Before coronavirus was ever in the headlines, it was already old news that video was outperforming pretty much every other marketing tool online.
In early 2020, 92% of marketers say that video is an important part of their marketing strategy. This has grown from 78% in 2015, which shows the importance of video is only growing. And now, an unprecedented number of eyes are online all the time. In our eighth week of social distancing, most of us have thrown screentime caution to the wind.
Now’s the time to get started with video
If you are thinking about starting to create videos for your business, or if you haven’t created any in a long time, now is a great time to launch this content marketing project.
Let me start by being very clear here: I am not a video expert. What I am is a scrappy entrepreneur who is willing to learn pretty much anything that interests me and will move my business forward. I’m sharing what I’ve learned in the past year of making videos so that you can skip over the basics and jump right in.
I started creating weekly live Facebook videos shortly after rebranding my business as Sparkr Marketing in August 2019.
Following are some benefits of creating weekly marketing videos
Videos bring new clients: When I first launched Sparkr, all my new clients came from my network of friends, former colleagues and even distant relatives. Among these new clients, were people who I haven’t seen since I was a kid. My content is what lets them know about my area of expertise. Now, nine months later, my clients are a healthy mix of word of mouth and others who find my content on social media.
Videos drive other content: Committing to show up live on Facebook every Thursday (join me at 10:30 CT!) means I am forced to create weekly content. This video content drives the rest of my marketing content, including social media, blog posts, emails, downloadable freebies and shorter videos for LinkedIn. The more I create, the more ideas I have for content that can help my audience.
Creating videos are easy: Once you get past the fear of creating videos, it’s actually easy. I spend at least an hour to write a blog about a topic, but a video only takes a few minutes. Confidence on video only comes with experience, so the way to create great videos is by diving right in. Live videos sound really intimidating to most people, but now that I do them, I actually find live videos are a lot easier. Prerecorded videos require a polished product, with concise content and editing. To go live, all you need is your phone, good advice and a smile.
Authenticity is the trend now, which makes video easy: A few years ago, a video wasn’t considered professional unless it was created by a videographer. Now, though, audiences are used to getting access to teachers and famous people, who simply talk into their phones. There’s no need to create a really polished product if the content you’re sharing is good. The bar is low for production now, as long as your audience likes you and what you have to say.
Tips for setting up your marketing videos:
Get a set up that works: The right set up for videos is easy, and getting this right can significantly improve the viewers’ experience. I recommend the following:
Use your phone over a computer camera because your phone typically has a more sophisticated camera.

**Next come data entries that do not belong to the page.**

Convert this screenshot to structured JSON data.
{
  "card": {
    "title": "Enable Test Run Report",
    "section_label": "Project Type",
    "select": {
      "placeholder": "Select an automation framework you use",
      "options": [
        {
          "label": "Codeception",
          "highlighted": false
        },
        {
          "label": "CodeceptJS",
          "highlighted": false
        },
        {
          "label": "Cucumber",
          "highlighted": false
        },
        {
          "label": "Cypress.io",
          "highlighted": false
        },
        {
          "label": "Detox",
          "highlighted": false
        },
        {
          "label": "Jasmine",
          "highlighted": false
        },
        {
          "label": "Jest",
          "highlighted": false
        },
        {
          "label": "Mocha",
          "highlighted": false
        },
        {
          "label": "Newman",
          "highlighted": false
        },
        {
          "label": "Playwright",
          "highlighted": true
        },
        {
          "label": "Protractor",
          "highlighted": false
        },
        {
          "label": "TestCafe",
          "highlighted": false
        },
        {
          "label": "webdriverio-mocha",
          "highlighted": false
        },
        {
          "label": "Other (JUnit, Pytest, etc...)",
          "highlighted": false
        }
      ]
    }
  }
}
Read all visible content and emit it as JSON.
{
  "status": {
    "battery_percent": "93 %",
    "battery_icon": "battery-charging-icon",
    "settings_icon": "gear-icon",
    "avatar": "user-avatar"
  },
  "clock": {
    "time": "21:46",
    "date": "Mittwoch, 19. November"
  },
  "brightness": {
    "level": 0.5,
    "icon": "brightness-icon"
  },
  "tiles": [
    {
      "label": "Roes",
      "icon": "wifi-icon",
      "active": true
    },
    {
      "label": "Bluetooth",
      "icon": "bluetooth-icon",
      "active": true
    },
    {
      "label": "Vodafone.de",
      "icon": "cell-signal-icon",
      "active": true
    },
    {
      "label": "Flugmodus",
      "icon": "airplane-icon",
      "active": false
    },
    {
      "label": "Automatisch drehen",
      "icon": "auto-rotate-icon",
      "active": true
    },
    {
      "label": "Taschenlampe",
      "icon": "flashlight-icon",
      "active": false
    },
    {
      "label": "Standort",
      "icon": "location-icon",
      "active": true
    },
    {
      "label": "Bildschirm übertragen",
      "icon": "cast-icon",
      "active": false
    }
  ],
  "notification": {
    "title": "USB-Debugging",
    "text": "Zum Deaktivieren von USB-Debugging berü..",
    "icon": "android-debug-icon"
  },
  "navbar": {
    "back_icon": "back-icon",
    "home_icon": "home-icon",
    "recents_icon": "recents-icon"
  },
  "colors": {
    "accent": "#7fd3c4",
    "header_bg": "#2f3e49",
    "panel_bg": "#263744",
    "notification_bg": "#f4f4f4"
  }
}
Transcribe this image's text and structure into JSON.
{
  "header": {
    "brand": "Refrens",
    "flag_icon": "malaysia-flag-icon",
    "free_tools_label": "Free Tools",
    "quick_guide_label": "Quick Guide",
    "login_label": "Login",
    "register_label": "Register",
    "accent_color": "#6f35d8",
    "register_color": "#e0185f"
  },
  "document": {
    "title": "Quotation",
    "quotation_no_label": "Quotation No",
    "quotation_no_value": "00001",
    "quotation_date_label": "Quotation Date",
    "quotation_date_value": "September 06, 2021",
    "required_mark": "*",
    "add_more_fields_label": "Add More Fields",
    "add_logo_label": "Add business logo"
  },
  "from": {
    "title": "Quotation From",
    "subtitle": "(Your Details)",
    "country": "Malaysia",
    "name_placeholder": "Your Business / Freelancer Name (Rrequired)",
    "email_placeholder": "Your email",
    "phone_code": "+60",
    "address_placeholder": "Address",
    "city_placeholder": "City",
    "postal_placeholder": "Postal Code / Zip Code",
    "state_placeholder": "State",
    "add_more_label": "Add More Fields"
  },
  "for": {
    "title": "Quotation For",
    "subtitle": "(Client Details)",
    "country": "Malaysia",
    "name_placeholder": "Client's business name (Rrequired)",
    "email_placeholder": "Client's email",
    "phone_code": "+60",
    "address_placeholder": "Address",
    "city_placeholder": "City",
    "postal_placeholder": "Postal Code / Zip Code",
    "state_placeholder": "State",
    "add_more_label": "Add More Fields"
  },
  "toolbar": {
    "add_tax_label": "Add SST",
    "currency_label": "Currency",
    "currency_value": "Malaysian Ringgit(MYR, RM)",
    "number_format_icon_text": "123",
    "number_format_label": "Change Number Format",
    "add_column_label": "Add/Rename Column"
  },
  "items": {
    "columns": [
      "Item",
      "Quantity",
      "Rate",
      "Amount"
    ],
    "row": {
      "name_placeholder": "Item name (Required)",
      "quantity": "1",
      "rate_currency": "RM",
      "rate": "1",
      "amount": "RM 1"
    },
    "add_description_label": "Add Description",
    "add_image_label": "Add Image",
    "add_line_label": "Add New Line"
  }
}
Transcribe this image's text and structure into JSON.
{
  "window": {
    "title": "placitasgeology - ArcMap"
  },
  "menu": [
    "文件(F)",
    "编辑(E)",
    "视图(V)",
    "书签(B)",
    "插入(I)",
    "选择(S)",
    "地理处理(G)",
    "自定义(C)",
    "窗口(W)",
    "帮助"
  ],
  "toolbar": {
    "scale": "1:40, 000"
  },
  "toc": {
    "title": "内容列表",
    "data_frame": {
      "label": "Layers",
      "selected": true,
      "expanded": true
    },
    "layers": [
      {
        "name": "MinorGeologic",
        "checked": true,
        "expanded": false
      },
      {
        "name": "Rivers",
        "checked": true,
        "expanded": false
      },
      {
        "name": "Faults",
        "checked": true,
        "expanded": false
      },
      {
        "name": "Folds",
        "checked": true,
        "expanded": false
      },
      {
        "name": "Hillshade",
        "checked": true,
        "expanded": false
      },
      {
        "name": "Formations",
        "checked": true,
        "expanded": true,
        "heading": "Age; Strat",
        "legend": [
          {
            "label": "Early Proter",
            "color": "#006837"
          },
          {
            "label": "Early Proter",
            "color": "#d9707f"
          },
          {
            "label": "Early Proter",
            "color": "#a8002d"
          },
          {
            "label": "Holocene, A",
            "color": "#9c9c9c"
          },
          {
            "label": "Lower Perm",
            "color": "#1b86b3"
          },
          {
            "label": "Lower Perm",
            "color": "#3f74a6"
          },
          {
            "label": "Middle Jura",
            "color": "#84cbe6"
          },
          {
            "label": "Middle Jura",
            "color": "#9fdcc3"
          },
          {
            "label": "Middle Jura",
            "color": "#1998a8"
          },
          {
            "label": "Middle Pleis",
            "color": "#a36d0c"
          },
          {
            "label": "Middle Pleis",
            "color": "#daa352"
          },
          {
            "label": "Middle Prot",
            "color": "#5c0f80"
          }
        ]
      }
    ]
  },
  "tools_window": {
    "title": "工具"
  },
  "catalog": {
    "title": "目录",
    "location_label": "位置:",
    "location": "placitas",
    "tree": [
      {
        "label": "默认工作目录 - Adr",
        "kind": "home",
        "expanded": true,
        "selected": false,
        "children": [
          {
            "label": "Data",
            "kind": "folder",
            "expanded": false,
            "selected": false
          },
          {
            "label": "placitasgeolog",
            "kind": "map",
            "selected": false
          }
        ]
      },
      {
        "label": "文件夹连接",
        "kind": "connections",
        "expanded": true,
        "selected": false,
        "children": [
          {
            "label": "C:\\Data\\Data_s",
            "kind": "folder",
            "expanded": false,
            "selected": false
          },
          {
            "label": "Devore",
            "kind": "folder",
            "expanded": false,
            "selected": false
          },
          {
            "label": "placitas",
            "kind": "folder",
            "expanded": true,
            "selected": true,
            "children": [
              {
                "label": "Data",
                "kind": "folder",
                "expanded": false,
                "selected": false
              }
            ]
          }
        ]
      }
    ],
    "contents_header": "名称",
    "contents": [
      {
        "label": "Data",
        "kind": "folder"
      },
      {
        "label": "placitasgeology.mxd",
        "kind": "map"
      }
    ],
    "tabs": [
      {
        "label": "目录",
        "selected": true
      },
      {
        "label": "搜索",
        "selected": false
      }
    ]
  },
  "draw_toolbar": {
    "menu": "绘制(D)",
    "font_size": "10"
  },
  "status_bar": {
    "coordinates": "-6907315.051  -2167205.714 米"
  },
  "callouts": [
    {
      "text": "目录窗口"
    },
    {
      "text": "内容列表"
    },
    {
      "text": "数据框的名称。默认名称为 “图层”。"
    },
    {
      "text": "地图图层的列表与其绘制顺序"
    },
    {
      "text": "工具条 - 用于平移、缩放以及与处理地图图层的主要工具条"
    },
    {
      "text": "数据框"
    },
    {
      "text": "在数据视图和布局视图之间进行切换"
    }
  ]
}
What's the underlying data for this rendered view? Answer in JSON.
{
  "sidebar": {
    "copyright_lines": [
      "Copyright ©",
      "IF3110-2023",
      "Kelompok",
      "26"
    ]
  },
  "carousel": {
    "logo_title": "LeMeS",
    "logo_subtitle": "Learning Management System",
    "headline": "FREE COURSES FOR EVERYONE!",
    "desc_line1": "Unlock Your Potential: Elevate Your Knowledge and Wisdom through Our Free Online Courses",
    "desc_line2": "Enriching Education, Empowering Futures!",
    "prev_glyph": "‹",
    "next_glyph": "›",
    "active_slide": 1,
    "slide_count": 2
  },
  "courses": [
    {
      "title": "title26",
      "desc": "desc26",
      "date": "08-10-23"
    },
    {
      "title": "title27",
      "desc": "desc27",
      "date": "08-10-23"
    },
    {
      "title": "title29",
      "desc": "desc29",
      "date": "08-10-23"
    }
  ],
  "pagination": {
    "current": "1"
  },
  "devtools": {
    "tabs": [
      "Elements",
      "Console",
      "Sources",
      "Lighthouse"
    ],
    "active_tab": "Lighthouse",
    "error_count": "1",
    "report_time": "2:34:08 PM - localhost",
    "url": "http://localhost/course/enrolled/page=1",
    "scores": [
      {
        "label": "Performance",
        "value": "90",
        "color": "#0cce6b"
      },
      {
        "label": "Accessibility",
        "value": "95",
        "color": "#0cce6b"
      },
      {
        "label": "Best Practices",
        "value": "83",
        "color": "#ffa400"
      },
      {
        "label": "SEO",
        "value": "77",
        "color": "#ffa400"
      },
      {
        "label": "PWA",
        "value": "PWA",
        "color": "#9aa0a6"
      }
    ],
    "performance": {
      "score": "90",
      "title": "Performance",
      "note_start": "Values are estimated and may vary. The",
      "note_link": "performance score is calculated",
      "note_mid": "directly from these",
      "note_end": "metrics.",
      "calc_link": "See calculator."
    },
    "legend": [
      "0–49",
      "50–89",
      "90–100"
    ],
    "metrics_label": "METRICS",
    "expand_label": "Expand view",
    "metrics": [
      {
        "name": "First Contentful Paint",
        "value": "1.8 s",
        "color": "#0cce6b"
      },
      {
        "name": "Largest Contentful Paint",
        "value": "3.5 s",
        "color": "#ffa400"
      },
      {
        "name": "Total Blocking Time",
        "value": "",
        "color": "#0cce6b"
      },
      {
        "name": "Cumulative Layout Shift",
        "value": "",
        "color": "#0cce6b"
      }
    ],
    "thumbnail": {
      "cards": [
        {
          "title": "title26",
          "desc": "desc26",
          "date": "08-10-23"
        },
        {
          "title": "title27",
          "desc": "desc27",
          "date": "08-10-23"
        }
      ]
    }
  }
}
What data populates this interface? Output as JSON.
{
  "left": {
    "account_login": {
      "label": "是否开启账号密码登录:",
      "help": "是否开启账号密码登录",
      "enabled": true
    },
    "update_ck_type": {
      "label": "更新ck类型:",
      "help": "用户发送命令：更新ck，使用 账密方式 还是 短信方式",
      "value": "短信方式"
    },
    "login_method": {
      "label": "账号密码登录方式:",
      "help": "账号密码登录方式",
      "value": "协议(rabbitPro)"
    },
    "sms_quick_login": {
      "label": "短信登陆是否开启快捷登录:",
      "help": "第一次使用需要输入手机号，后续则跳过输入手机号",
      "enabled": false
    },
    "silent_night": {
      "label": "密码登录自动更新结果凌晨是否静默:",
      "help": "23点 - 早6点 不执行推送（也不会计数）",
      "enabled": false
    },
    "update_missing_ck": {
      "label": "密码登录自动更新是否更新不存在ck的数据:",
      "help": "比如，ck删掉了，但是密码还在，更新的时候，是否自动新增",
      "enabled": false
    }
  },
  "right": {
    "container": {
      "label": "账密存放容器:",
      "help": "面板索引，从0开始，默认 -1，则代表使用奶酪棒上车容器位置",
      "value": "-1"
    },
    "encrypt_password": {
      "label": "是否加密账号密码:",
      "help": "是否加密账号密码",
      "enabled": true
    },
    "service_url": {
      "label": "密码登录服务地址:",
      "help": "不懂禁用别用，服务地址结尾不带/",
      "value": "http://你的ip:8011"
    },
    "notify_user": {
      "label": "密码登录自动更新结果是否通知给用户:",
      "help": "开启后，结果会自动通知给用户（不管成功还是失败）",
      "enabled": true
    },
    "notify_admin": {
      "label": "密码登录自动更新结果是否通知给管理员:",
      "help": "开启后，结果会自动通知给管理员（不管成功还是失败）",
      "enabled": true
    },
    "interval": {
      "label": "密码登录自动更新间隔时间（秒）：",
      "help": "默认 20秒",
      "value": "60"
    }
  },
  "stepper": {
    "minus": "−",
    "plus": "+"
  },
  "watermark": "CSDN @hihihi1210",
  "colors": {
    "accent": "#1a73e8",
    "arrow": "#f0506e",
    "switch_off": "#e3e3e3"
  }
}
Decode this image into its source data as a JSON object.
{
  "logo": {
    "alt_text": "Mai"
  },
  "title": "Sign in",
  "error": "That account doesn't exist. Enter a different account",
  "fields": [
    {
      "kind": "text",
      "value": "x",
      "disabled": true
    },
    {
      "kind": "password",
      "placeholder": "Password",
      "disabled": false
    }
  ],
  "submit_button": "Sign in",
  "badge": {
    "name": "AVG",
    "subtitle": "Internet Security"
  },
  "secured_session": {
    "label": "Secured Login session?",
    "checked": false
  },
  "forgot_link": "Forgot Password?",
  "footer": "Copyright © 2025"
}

Set your phone up at the right height so you are looking at the camera eye to eye. Don’t stand or sit too close to the camera and be sure it’s not aimed up your nose.
Record in a smaller room, ideally with carpet. This will help your sound.
If you’re creating a video with a friend, make sure only one person is in the camera at a time, unless you’re having a conversation back and forth. Avoid having one person quietly sitting there while the other talks. This feels and looks totally awkward.
Film in front of a simple, clean and pleasant background. Because, duh.
Sounding natural on marketing videos
When you first start creating videos, no doubt you’ll feel awkward. Push through it because it gets easier each time. One of the best ways to feel comfortable on video is to record yourself without an audience. Most tripods and ring lights come with a portable clicker, so it’s easy to shut yourself in a room alone.
Whatever you do, it’s really important to speak naturally on a video rather than read a script. I recommend creating an outline with brief points to discuss and then just go for it. Viewers will tolerate a video with ums, likes and uhs if your content is really good, but no one wants to watch a video of someone reading from a paper. As you get better and more experienced at creating marketing videos, you’ll reduce or ideally eliminate these breaks in your flow.
For pre-recorded videos, I recommend keeping them under 2 minutes, especially when you’re just getting started. If you have longer content, consider breaking it down and creating a video series on a topic.
Stay tuned for my next blog on this topic, which will include how to come up with ideas for video content. If you have more questions, join my Facebook group, where I go live every Thursday and answer questions on digital marketing content daily.